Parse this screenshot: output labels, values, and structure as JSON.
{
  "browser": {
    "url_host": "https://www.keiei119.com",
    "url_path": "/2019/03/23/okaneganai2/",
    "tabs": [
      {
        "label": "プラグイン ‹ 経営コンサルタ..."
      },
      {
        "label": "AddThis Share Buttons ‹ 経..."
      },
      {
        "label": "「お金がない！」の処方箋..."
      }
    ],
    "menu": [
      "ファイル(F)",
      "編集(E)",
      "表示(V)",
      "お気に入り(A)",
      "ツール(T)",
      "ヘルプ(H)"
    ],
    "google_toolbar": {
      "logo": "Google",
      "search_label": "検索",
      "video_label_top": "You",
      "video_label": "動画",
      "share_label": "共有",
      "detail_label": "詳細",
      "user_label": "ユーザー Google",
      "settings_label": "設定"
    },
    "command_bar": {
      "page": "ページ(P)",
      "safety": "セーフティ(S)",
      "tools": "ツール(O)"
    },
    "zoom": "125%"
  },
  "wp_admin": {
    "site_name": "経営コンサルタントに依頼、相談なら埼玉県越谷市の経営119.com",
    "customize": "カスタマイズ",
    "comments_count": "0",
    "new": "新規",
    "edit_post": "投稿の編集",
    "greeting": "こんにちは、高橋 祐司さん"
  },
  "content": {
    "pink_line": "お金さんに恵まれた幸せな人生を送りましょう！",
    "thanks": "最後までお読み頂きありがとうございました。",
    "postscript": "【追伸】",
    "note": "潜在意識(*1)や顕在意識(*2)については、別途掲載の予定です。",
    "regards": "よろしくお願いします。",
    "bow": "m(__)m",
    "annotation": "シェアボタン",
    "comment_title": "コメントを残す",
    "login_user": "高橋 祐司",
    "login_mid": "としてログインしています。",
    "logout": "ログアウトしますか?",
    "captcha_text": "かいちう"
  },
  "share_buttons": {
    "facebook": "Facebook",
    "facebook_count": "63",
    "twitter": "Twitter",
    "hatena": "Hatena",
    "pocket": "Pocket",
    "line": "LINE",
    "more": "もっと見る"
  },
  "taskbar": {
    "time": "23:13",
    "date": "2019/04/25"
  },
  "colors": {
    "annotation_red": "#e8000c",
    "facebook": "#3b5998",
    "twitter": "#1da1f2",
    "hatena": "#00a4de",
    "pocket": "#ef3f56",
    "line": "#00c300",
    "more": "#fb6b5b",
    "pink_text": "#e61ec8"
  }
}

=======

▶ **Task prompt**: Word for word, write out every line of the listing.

▶ **Task result**:
Parse this screenshot: output labels, values, and structure as JSON.
{
  "browser": {
    "url_host": "https://www.keiei119.com",
    "url_path": "/2019/03/23/okaneganai2/",
    "tabs": [
      {
        "label": "プラグイン ‹ 経営コンサルタ..."
      },
      {
        "label": "AddThis Share Buttons ‹ 経..."
      },
      {
        "label": "「お金がない！」の処方箋..."
      }
    ],
    "menu": [
      "ファイル(F)",
      "編集(E)",
      "表示(V)",
      "お気に入り(A)",
      "ツール(T)",
      "ヘルプ(H)"
    ],
    "google_toolbar": {
      "logo": "Google",
      "search_label": "検索",
      "video_label_top": "You",
      "video_label": "動画",
      "share_label": "共有",
      "detail_label": "詳細",
      "user_label": "ユーザー Google",
      "settings_label": "設定"
    },
    "command_bar": {
      "page": "ページ(P)",
      "safety": "セーフティ(S)",
      "tools": "ツール(O)"
    },
    "zoom": "125%"
  },
  "wp_admin": {
    "site_name": "経営コンサルタントに依頼、相談なら埼玉県越谷市の経営119.com",
    "customize": "カスタマイズ",
    "comments_count": "0",
    "new": "新規",
    "edit_post": "投稿の編集",
    "greeting": "こんにちは、高橋 祐司さん"
  },
  "content": {
    "pink_line": "お金さんに恵まれた幸せな人生を送りましょう！",
    "thanks": "最後までお読み頂きありがとうございました。",
    "postscript": "【追伸】",
    "note": "潜在意識(*1)や顕在意識(*2)については、別途掲載の予定です。",
    "regards": "よろしくお願いします。",
    "bow": "m(__)m",
    "annotation": "シェアボタン",
    "comment_title": "コメントを残す",
    "login_user": "高橋 祐司",
    "login_mid": "としてログインしています。",
    "logout": "ログアウトしますか?",
    "captcha_text": "かいちう"
  },
  "share_buttons": {
    "facebook": "Facebook",
    "facebook_count": "63",
    "twitter": "Twitter",
    "hatena": "Hatena",
    "pocket": "Pocket",
    "line": "LINE",
    "more": "もっと見る"
  },
  "taskbar": {
    "time": "23:13",
    "date": "2019/04/25"
  },
  "colors": {
    "annotation_red": "#e8000c",
    "facebook": "#3b5998",
    "twitter": "#1da1f2",
    "hatena": "#00a4de",
    "pocket": "#ef3f56",
    "line": "#00c300",
    "more": "#fb6b5b",
    "pink_text": "#e61ec8"
  }
}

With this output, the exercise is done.